But Ryan and I braved the cold and went down to Plaza Congreso to see the ceremony. This is a picture of the flag-raising, which turned out to be a very religious event. Before they raised it they said a very very long prayer to Mary, asking for peace and whatnot, and asking all the different Virgens to pray for them. They even blessed the flag with holy water! Lots of signs of the cross and a Hail Mary later, the flag finally went up. It was the most religious national ceremony I've ever seen.

We also had some churros and chocolate (nothing like a traditional Spanish dish to celebrate independence from Spain!) and the band played, lots of groups marched, some high school kids carried flags, gauchos danced, it was quite the parade.

Sunday, July 08, 2007

Pigeons in the Park

Sunday 8 July 2007

In Plaza Congreso

Saturday, July 07, 2007

Climb right in

Saturday 7 July 2007

Interesting piece of art in the San Telmo neighborhood.

Friday, July 06, 2007


Friday 6 July 2007

This is a price board outside of an almacen, or small grocery store. You may notice that they've just given up on the painted prices, and go with paper ones taped on. This is because prices change all the time here. And I mean all the time. Even in our year here we've seen incredible inflation, with prices constantly on the rise. The government claims that inflation is low ("well, the price of shoelaces hasn't changed in a very long time") but everyday items just keep going up. Stores all advertise in paper like this, and many have given up, leaving ads with dollar signs empty, not bothering to show the price.

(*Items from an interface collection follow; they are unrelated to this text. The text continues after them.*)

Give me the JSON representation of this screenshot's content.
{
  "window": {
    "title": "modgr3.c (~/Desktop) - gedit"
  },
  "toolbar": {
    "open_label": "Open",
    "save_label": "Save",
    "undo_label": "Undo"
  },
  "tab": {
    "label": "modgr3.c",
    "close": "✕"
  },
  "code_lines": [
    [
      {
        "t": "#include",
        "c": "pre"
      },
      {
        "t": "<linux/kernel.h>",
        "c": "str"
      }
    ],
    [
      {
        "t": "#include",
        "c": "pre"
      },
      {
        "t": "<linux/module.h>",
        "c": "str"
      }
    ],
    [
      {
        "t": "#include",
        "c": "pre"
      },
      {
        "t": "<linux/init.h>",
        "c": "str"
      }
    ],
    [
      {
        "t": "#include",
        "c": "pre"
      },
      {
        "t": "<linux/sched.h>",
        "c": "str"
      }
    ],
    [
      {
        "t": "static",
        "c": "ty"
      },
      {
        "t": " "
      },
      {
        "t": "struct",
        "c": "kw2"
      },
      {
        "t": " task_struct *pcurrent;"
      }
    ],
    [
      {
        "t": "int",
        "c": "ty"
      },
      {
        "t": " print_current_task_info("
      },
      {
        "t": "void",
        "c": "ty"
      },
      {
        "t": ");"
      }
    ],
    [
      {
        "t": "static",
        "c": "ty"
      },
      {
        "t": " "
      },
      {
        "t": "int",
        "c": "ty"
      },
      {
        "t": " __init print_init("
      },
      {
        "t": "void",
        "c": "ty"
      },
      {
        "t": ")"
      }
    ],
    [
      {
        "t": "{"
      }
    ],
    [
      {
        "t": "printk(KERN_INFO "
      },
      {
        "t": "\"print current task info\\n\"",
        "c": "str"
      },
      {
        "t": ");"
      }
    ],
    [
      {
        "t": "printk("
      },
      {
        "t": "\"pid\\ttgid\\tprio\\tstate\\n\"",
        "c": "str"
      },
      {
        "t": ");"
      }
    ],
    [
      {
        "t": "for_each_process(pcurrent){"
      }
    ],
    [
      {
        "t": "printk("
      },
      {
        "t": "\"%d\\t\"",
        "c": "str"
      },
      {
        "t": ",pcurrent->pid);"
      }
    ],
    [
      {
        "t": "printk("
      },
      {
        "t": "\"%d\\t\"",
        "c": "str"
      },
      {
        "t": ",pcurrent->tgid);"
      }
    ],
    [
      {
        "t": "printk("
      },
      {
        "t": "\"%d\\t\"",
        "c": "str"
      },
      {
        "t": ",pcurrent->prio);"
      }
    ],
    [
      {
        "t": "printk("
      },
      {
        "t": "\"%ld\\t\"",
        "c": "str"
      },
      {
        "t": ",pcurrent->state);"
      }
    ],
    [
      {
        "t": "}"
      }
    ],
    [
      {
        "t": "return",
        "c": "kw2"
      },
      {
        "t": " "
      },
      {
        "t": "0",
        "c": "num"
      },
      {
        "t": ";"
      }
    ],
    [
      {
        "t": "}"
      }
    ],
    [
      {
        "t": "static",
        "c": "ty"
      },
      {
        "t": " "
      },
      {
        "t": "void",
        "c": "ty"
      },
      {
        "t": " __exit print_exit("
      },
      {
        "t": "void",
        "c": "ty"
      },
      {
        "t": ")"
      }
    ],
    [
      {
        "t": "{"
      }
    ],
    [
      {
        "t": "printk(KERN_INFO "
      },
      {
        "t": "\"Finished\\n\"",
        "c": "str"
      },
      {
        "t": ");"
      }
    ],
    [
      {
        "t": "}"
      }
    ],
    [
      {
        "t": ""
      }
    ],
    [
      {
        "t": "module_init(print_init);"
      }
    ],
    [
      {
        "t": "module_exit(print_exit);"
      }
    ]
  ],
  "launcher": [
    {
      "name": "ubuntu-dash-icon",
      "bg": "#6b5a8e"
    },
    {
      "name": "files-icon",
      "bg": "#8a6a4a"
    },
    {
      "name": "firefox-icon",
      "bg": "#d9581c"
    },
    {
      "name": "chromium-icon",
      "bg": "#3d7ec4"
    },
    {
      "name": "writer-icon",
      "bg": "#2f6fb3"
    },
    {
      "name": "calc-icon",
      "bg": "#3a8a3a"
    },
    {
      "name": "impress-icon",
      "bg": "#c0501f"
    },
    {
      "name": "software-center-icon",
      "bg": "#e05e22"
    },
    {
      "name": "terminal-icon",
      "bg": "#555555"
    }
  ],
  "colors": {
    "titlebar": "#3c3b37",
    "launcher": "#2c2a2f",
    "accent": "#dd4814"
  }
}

Thursday, July 05, 2007

High fashion

Thursday 5 July 2007

Speaking of Argentine fashion . . . .

I can think of so many uses for this belt . . . what do you think?

Wednesday, July 04, 2007

Happy Birthday to Ryan!

Wednesday 4 July 2007

Well, he may not be a real-life nephew of my Uncle Sam, but Ryan was indeed born on the fourth of July. My gift (which wouldn't have to be packed later, adding unwanted weight to suitcases, only to us. But there is no weight limit on people at the airport!) was a cheesecake, one of his favorites. This was my very first attempt at cheesecake ever (I love cooking and can do a pretty good job of that most of the time, but I don't have much natural baking talent) and it wasn't quite perfect. The edges were a little burned and the bottom crust was missing something. But, it was smothered with chocolate and raspberries and still tasted cheese-cakey, so we enjoyed it!

Tuesday, July 03, 2007


Tuesday 3 July 2007

Lottery tickets here are sold exclusively in lottery stores, where the only thing you can buy is lottery tickets. They usually hang the tickets in the windows, like this. I'm not sure why - so you can pick out one that looks ripe?

Monday, July 02, 2007

New Job

Monday 2 July 2007

Well, I started my new job today, which is located in the neighborhood known as "Caballito" (pron: cab-a-shjee-toe), a word which literally means "little horse." So, here's my little horse!

I am still teaching a few classes this week, but I'm really excited about this job. It was actually a lot of fun today, although all I did was check translations of kids' stories.

Sunday, July 01, 2007

Park Cats

Sunday 1 July 2007

Ryan and I went to the Parque Lezama today, to start setting up the photographic scavenger hunt we're designing and putting on in the spring. (It's going to be so much fun!) There was a corner of the park reserved for cats, as usual. Many of the parks here have resident cats, of varying degrees of friendliness. (The cats at the botanical gardens were really affectionate.)People just dump them when they don't want a kitten any more, or strays move in. Here's a bunch of resident cats in the roots of a tree.